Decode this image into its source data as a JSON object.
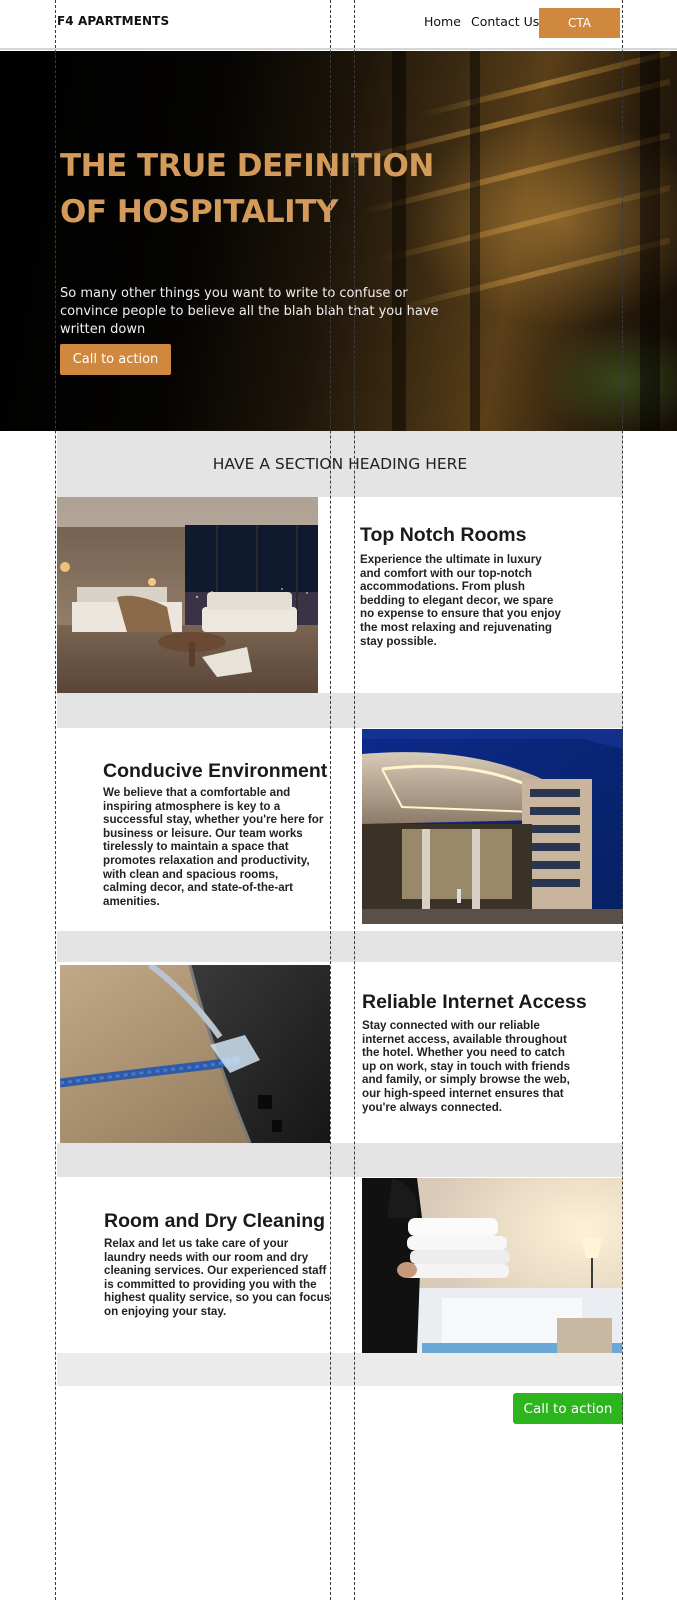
{
  "header": {
    "logo": "F4 APARTMENTS",
    "nav": [
      {
        "label": "Home"
      },
      {
        "label": "Contact Us"
      }
    ],
    "cta_label": "CTA"
  },
  "hero": {
    "title": "THE TRUE DEFINITION OF HOSPITALITY",
    "subtitle": "So many other things you want to write to confuse or convince people to believe all the blah blah that you have written down",
    "button_label": "Call to action"
  },
  "section": {
    "heading": "HAVE A SECTION HEADING HERE"
  },
  "features": [
    {
      "title": "Top Notch Rooms",
      "text": "Experience the ultimate in luxury and comfort with our top-notch accommodations. From plush bedding to elegant decor, we spare no expense to ensure that you enjoy the most relaxing and rejuvenating stay possible.",
      "image": "hotel-room-photo"
    },
    {
      "title": "Conducive Environment",
      "text": "We believe that a comfortable and inspiring atmosphere is key to a successful stay, whether you're here for business or leisure. Our team works tirelessly to maintain a space that promotes relaxation and productivity, with clean and spacious rooms, calming decor, and state-of-the-art amenities.",
      "image": "hotel-exterior-photo"
    },
    {
      "title": "Reliable Internet Access",
      "text": "Stay connected with our reliable internet access, available throughout the hotel. Whether you need to catch up on work, stay in touch with friends and family, or simply browse the web, our high-speed internet ensures that you're always connected.",
      "image": "ethernet-cable-photo"
    },
    {
      "title": "Room and Dry Cleaning",
      "text": "Relax and let us take care of your laundry needs with our room and dry cleaning services. Our experienced staff is committed to providing you with the highest quality service, so you can focus on enjoying your stay.",
      "image": "towels-photo"
    }
  ],
  "footer_cta": {
    "label": "Call to action"
  },
  "colors": {
    "accent_orange": "#d0883f",
    "hero_title": "#d39a5a",
    "green_button": "#2db51d",
    "band_grey": "#e4e4e4"
  }
}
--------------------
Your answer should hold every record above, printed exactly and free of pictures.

* _Answer to this task_:
Decode this image into its source data as a JSON object.
{
  "header": {
    "logo": "F4 APARTMENTS",
    "nav": [
      {
        "label": "Home"
      },
      {
        "label": "Contact Us"
      }
    ],
    "cta_label": "CTA"
  },
  "hero": {
    "title": "THE TRUE DEFINITION OF HOSPITALITY",
    "subtitle": "So many other things you want to write to confuse or convince people to believe all the blah blah that you have written down",
    "button_label": "Call to action"
  },
  "section": {
    "heading": "HAVE A SECTION HEADING HERE"
  },
  "features": [
    {
      "title": "Top Notch Rooms",
      "text": "Experience the ultimate in luxury and comfort with our top-notch accommodations. From plush bedding to elegant decor, we spare no expense to ensure that you enjoy the most relaxing and rejuvenating stay possible.",
      "image": "hotel-room-photo"
    },
    {
      "title": "Conducive Environment",
      "text": "We believe that a comfortable and inspiring atmosphere is key to a successful stay, whether you're here for business or leisure. Our team works tirelessly to maintain a space that promotes relaxation and productivity, with clean and spacious rooms, calming decor, and state-of-the-art amenities.",
      "image": "hotel-exterior-photo"
    },
    {
      "title": "Reliable Internet Access",
      "text": "Stay connected with our reliable internet access, available throughout the hotel. Whether you need to catch up on work, stay in touch with friends and family, or simply browse the web, our high-speed internet ensures that you're always connected.",
      "image": "ethernet-cable-photo"
    },
    {
      "title": "Room and Dry Cleaning",
      "text": "Relax and let us take care of your laundry needs with our room and dry cleaning services. Our experienced staff is committed to providing you with the highest quality service, so you can focus on enjoying your stay.",
      "image": "towels-photo"
    }
  ],
  "footer_cta": {
    "label": "Call to action"
  },
  "colors": {
    "accent_orange": "#d0883f",
    "hero_title": "#d39a5a",
    "green_button": "#2db51d",
    "band_grey": "#e4e4e4"
  }
}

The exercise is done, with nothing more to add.